Since the introduction of a magnetic field gradient will enable the resonance of a substance to be a function of distance; in Lauterbur’s case, he was imaging two 1mm inside diameter glass tubes filled with water. Thus, if we vary the frequency of the applied electromagnetic (RF) energy, we could get a one-dimensional projection of the water. Lauterbur rotated the magnetic field at 3 additional 45 degree intervals. These four linear projections filled up the two-dimensional space. Lauterbur was able to construct a two-dimensional image with the aid of an algorithm developed by Gordon and Herman. (see Appendix E) The algorithm had been developed to obtain two-dimensional images from X-Ray CT scans.
The transient method would involve pulse modulation of the RF signal. The pulse width would have to short enough to produce a frequency spectrum that would encompass the maximum shift in resonant frequency due to the gradient magnetic field change. If such a pulse applied to the substance to be imaged and a Fourier transform of the response is performed, it would generate the desired linear projection. Using Fourier transform NMR clearly speeds up the process of determining the image.

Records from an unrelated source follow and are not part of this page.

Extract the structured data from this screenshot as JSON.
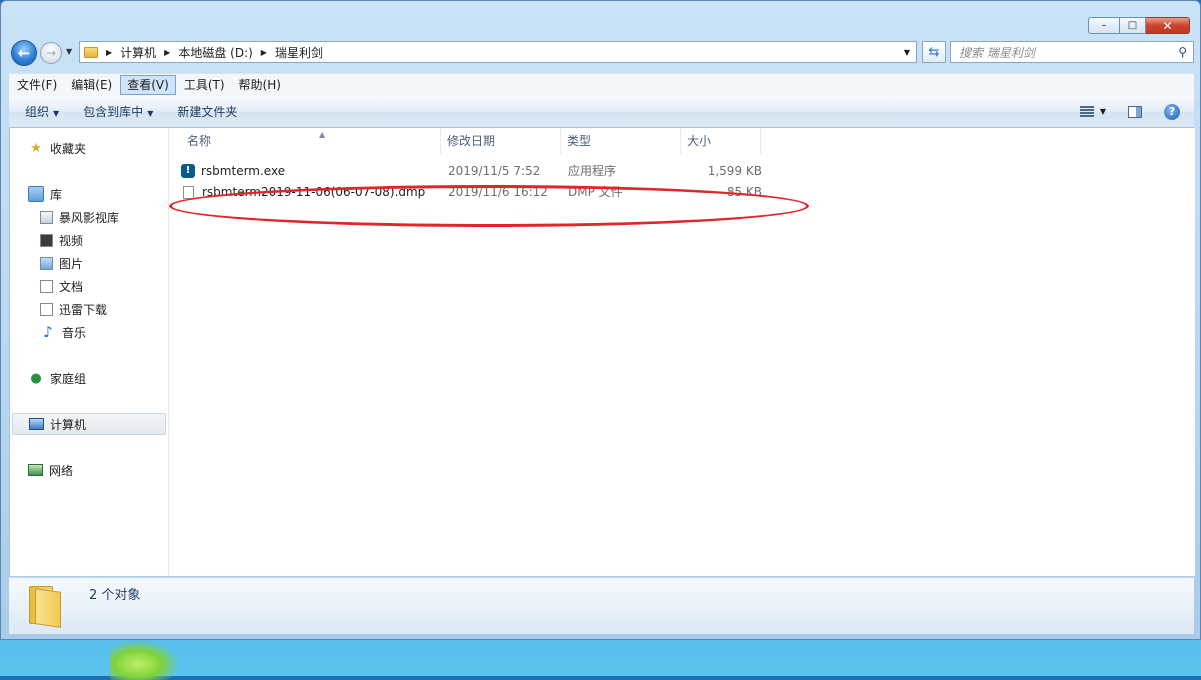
{
  "window": {
    "caption": {
      "minimize": "–",
      "maximize": "□",
      "close": "✕"
    }
  },
  "navbar": {
    "back_glyph": "←",
    "forward_glyph": "→",
    "dropdown_glyph": "▼",
    "breadcrumbs": [
      "计算机",
      "本地磁盘 (D:)",
      "瑞星利剑"
    ],
    "refresh_glyph": "⇆",
    "search_placeholder": "搜索 瑞星利剑",
    "search_icon_glyph": "⚲"
  },
  "menubar": {
    "items": [
      "文件(F)",
      "编辑(E)",
      "查看(V)",
      "工具(T)",
      "帮助(H)"
    ],
    "active_index": 2
  },
  "toolbar": {
    "organize": "组织",
    "include_in_library": "包含到库中",
    "new_folder": "新建文件夹",
    "dropdown_glyph": "▼",
    "help_glyph": "?"
  },
  "sidebar": {
    "favorites": "收藏夹",
    "libraries": "库",
    "library_items": [
      "暴风影视库",
      "视频",
      "图片",
      "文档",
      "迅雷下载",
      "音乐"
    ],
    "homegroup": "家庭组",
    "computer": "计算机",
    "network": "网络",
    "selected": "计算机"
  },
  "file_list": {
    "columns": [
      "名称",
      "修改日期",
      "类型",
      "大小"
    ],
    "sort_glyph": "▲",
    "rows": [
      {
        "name": "rsbmterm.exe",
        "date": "2019/11/5 7:52",
        "type": "应用程序",
        "size": "1,599 KB",
        "icon": "exe-icon"
      },
      {
        "name": "rsbmterm2019-11-06(06-07-08).dmp",
        "date": "2019/11/6 16:12",
        "type": "DMP 文件",
        "size": "85 KB",
        "icon": "document-icon"
      }
    ]
  },
  "details": {
    "item_count": "2 个对象"
  },
  "colors": {
    "highlight": "#e0262a",
    "accent": "#2f7fd6"
  }
}
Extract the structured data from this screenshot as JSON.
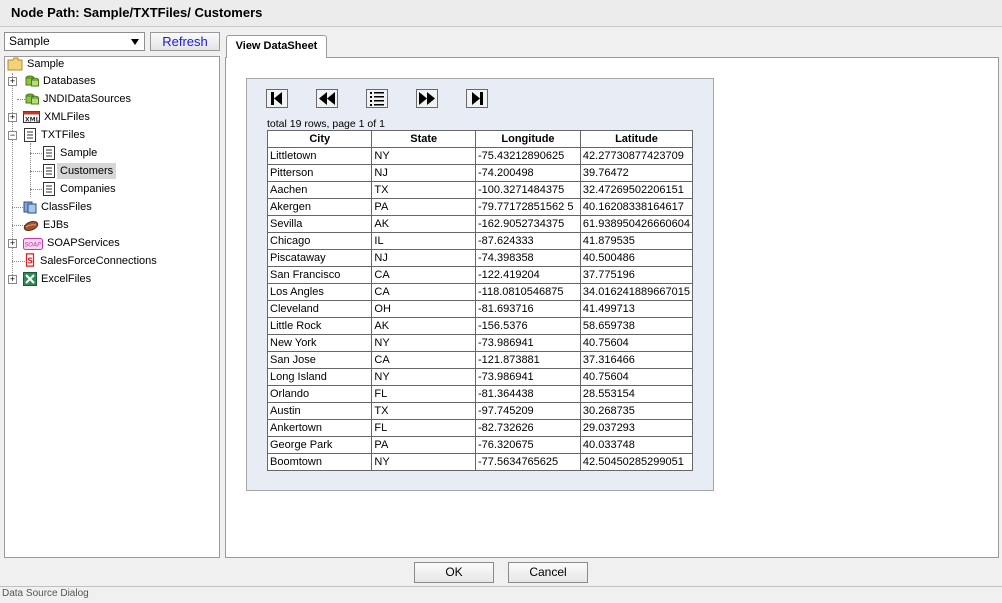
{
  "window": {
    "title": "Node Path: Sample/TXTFiles/ Customers"
  },
  "datasource": {
    "selected": "Sample",
    "refresh_label": "Refresh"
  },
  "tree": {
    "root": "Sample",
    "items": [
      {
        "label": "Databases",
        "icon": "database-icon"
      },
      {
        "label": "JNDIDataSources",
        "icon": "database-icon"
      },
      {
        "label": "XMLFiles",
        "icon": "xml-file-icon"
      },
      {
        "label": "TXTFiles",
        "icon": "text-file-icon"
      },
      {
        "label": "Sample",
        "icon": "text-file-icon"
      },
      {
        "label": "Customers",
        "icon": "text-file-icon"
      },
      {
        "label": "Companies",
        "icon": "text-file-icon"
      },
      {
        "label": "ClassFiles",
        "icon": "class-file-icon"
      },
      {
        "label": "EJBs",
        "icon": "bean-icon"
      },
      {
        "label": "SOAPServices",
        "icon": "soap-icon"
      },
      {
        "label": "SalesForceConnections",
        "icon": "salesforce-icon"
      },
      {
        "label": "ExcelFiles",
        "icon": "excel-icon"
      }
    ]
  },
  "tab": {
    "label": "View DataSheet"
  },
  "sheet": {
    "info": "total 19 rows, page 1 of 1",
    "columns": [
      "City",
      "State",
      "Longitude",
      "Latitude"
    ],
    "rows": [
      [
        "Littletown",
        "NY",
        "-75.43212890625",
        "42.27730877423709"
      ],
      [
        "Pitterson",
        "NJ",
        "-74.200498",
        "39.76472"
      ],
      [
        "Aachen",
        "TX",
        "-100.3271484375",
        "32.47269502206151"
      ],
      [
        "Akergen",
        "PA",
        "-79.77172851562 5",
        "40.16208338164617"
      ],
      [
        "Sevilla",
        "AK",
        "-162.9052734375",
        "61.938950426660604"
      ],
      [
        "Chicago",
        "IL",
        "-87.624333",
        "41.879535"
      ],
      [
        "Piscataway",
        "NJ",
        "-74.398358",
        "40.500486"
      ],
      [
        "San Francisco",
        "CA",
        "-122.419204",
        "37.775196"
      ],
      [
        "Los Angles",
        "CA",
        "-118.0810546875",
        "34.016241889667015"
      ],
      [
        "Cleveland",
        "OH",
        "-81.693716",
        "41.499713"
      ],
      [
        "Little Rock",
        "AK",
        "-156.5376",
        "58.659738"
      ],
      [
        "New York",
        "NY",
        "-73.986941",
        "40.75604"
      ],
      [
        "San Jose",
        "CA",
        "-121.873881",
        "37.316466"
      ],
      [
        "Long Island",
        "NY",
        "-73.986941",
        "40.75604"
      ],
      [
        "Orlando",
        "FL",
        "-81.364438",
        "28.553154"
      ],
      [
        "Austin",
        "TX",
        "-97.745209",
        "30.268735"
      ],
      [
        "Ankertown",
        "FL",
        "-82.732626",
        "29.037293"
      ],
      [
        "George Park",
        "PA",
        "-76.320675",
        "40.033748"
      ],
      [
        "Boomtown",
        "NY",
        "-77.5634765625",
        "42.50450285299051"
      ]
    ]
  },
  "footer": {
    "ok_label": "OK",
    "cancel_label": "Cancel",
    "status": "Data Source Dialog"
  }
}
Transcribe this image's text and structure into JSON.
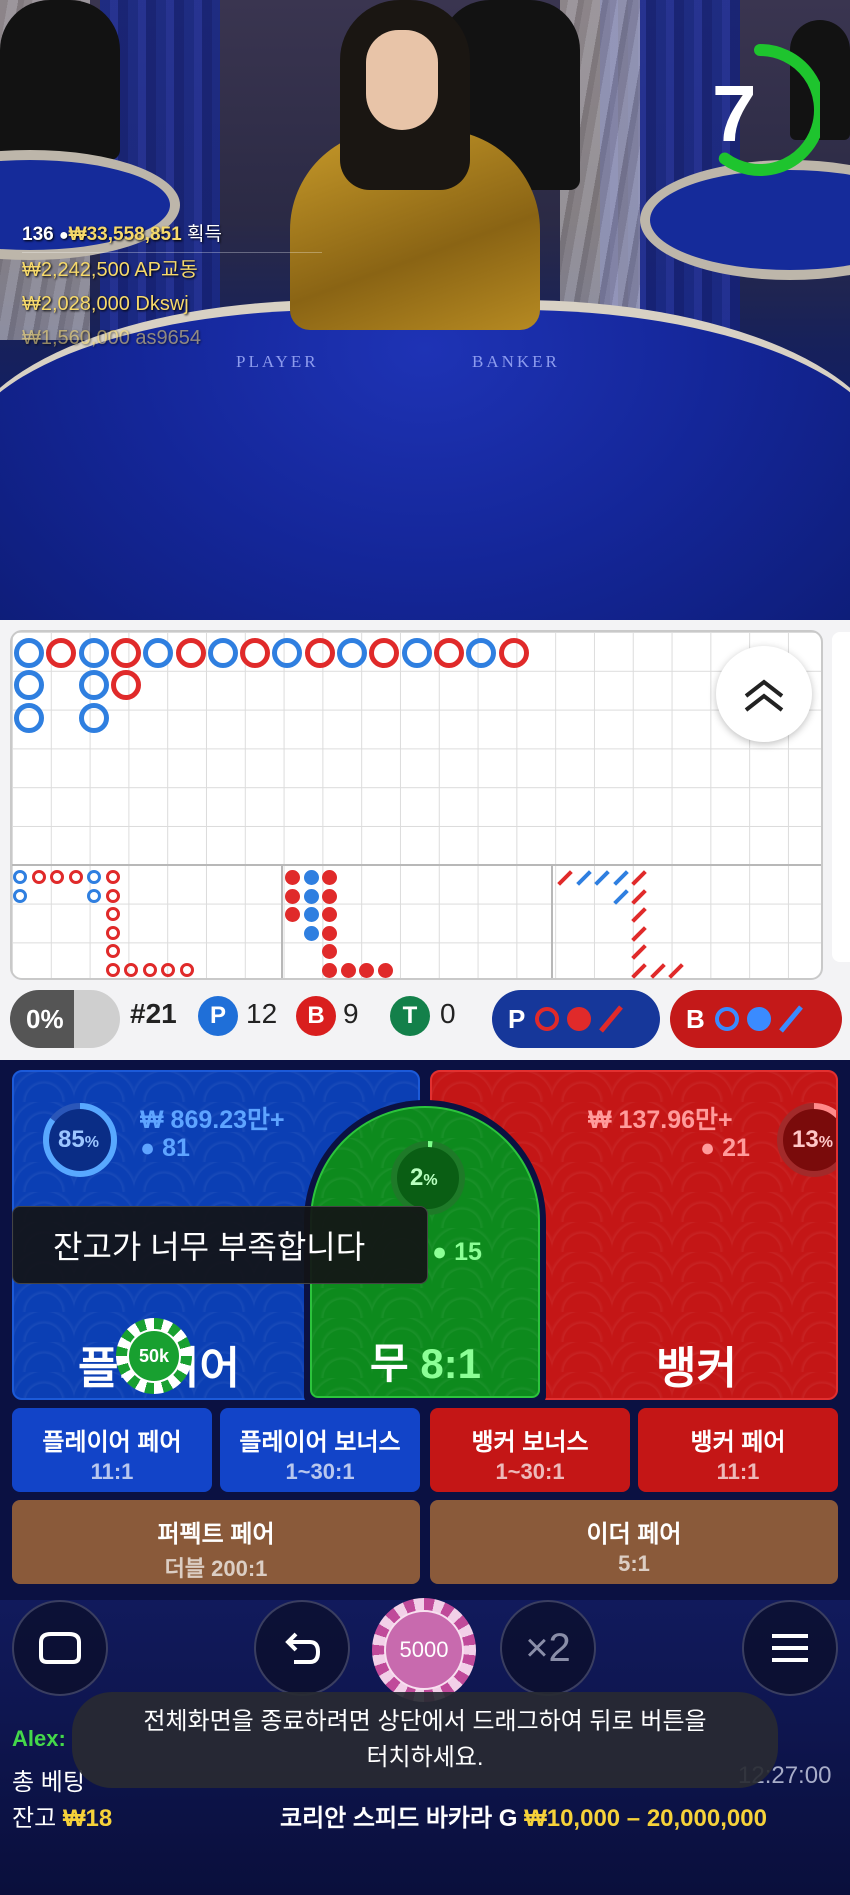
{
  "video": {
    "timer_value": "7",
    "timer_progress": 0.6,
    "table_labels": [
      "PLAYER",
      "BANKER"
    ],
    "winners_total": {
      "count": "136",
      "amount": "₩33,558,851",
      "label": "획득"
    },
    "winners": [
      {
        "amount": "₩2,242,500",
        "name": "AP교동"
      },
      {
        "amount": "₩2,028,000",
        "name": "Dkswj"
      },
      {
        "amount": "₩1,560,000",
        "name": "as9654"
      }
    ]
  },
  "roadmap": {
    "colors": {
      "player": "#2f7fe0",
      "banker": "#e02a2a"
    },
    "big_road": [
      [
        "P",
        "P",
        "P"
      ],
      [
        "B"
      ],
      [
        "P",
        "P",
        "P"
      ],
      [
        "B",
        "B"
      ],
      [
        "P"
      ],
      [
        "B"
      ],
      [
        "P"
      ],
      [
        "B"
      ],
      [
        "P"
      ],
      [
        "B"
      ],
      [
        "P"
      ],
      [
        "B"
      ],
      [
        "P"
      ],
      [
        "B"
      ],
      [
        "P"
      ],
      [
        "B"
      ]
    ]
  },
  "stats": {
    "percent": "0%",
    "round": "#21",
    "player": {
      "letter": "P",
      "count": "12"
    },
    "banker": {
      "letter": "B",
      "count": "9"
    },
    "tie": {
      "letter": "T",
      "count": "0"
    },
    "predict_player": "P",
    "predict_banker": "B"
  },
  "board": {
    "player": {
      "amount": "₩ 869.23만+",
      "players": "81",
      "percent": "85",
      "percent_fraction": 0.85,
      "label": "플레이어"
    },
    "tie": {
      "percent": "2",
      "percent_fraction": 0.02,
      "players": "15",
      "label": "무",
      "odds": "8:1"
    },
    "banker": {
      "amount": "₩ 137.96만+",
      "players": "21",
      "percent": "13",
      "percent_fraction": 0.13,
      "label": "뱅커"
    },
    "percent_sign": "%",
    "side_bets": [
      {
        "title": "플레이어 페어",
        "odds": "11:1"
      },
      {
        "title": "플레이어 보너스",
        "odds": "1~30:1"
      },
      {
        "title": "뱅커 보너스",
        "odds": "1~30:1"
      },
      {
        "title": "뱅커 페어",
        "odds": "11:1"
      }
    ],
    "perfect_pair": {
      "title": "퍼펙트 페어",
      "odds": "더블 200:1"
    },
    "either_pair": {
      "title": "이더 페어",
      "odds": "5:1"
    },
    "toast": "잔고가 너무 부족합니다",
    "placed_chip": "50k"
  },
  "controls": {
    "chip_value": "5000",
    "double_label": "×2",
    "fullscreen_toast": [
      "전체화면을 종료하려면 상단에서 드래그하여 뒤로 버튼을",
      "터치하세요."
    ]
  },
  "footer": {
    "chat_user": "Alex:",
    "total_bet_label": "총 베팅",
    "time": "12:27:00",
    "balance_label": "잔고",
    "balance_value": "₩18",
    "game_name": "코리안 스피드 바카라 G",
    "limits": "₩10,000 – 20,000,000"
  }
}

At the time of Lauterbur’s 1973 Nature article, he used frequency scanning. Fourier NMR was a known technique when he produced the first image and he did indeed use it in his later work.
While many improvements in speed and image quality have been made since this early work, Lauterbur’s demonstration of two- dimensional imaging was a major spur to make MRI the valuable development to the medical field. Researchers are continuing to find new applications for diagnostic imaging and more exciting discoveries undoubtedly lie ahead.
What obstacles (technical, political, geographic) needed to be overcome?
For Lauterbur to do his experimental work ,he had to modify the Stony Brook University Chemistry Department's NMR spectrometer by adding gradient coils to he instrument .He had to do this after hours and return the instrument to its original state each time. The spectrometer was the Varian A 60. Other than that, he was able to try out his ideas that were expressed in his notes (Appendix A) and achieve his groundbreaking results.
What features set this work apart from similar achievements?
Prior to this work, only one dimensional NMR images had been realized many years earlier. Once Lauterbur showed that 2D imaged could be obtained ,faster and higher resolution images became a reality,mostly due to Mansfield at the University of Nottingham.Lauterbur and Mansfield shared the Nobel Prize for Physiology or Medicine in 2003 for their MRI research..
Supporting texts and citations to establish the dates, location, and importance of the achievement: Minimum of five (5), but as many as needed to support the milestone, such as patents, contemporary newspaper articles, journal articles, or chapters in scholarly books. 'Scholarly' is defined as peer-reviewed, with references, and published. You must supply the texts or excerpts themselves, not just the references. At least one of the references must be from a scholarly book or journal article. All supporting materials must be in English, or accompanied by an English translation.
Appendices A -E which can be found in the Historical Significance portion of this proposal..
Supporting materials (supported formats: GIF, JPEG, PNG, PDF, DOC): All supporting materials must be in English, or if not in English, accompanied by an English translation. You must supply the texts or excerpts themselves, not just the references. For documents that are copyright-encumbered, or which you do not have rights to post, email the documents themselves to firstname.lastname@example.org. Please see the Milestone Program Guidelines for more information.
Please email a jpeg or PDF a letter in English, or with English translation, from the site owner(s) giving permission to place IEEE milestone plaque on the property, and a letter (or forwarded email) from the appropriate Section Chair supporting the Milestone application to email@example.com with the subject line "Attention: Milestone Administrator." Note that there are multiple texts of the letter depending on whether an IEEE organizational unit other than the section will be paying for the plaque(s).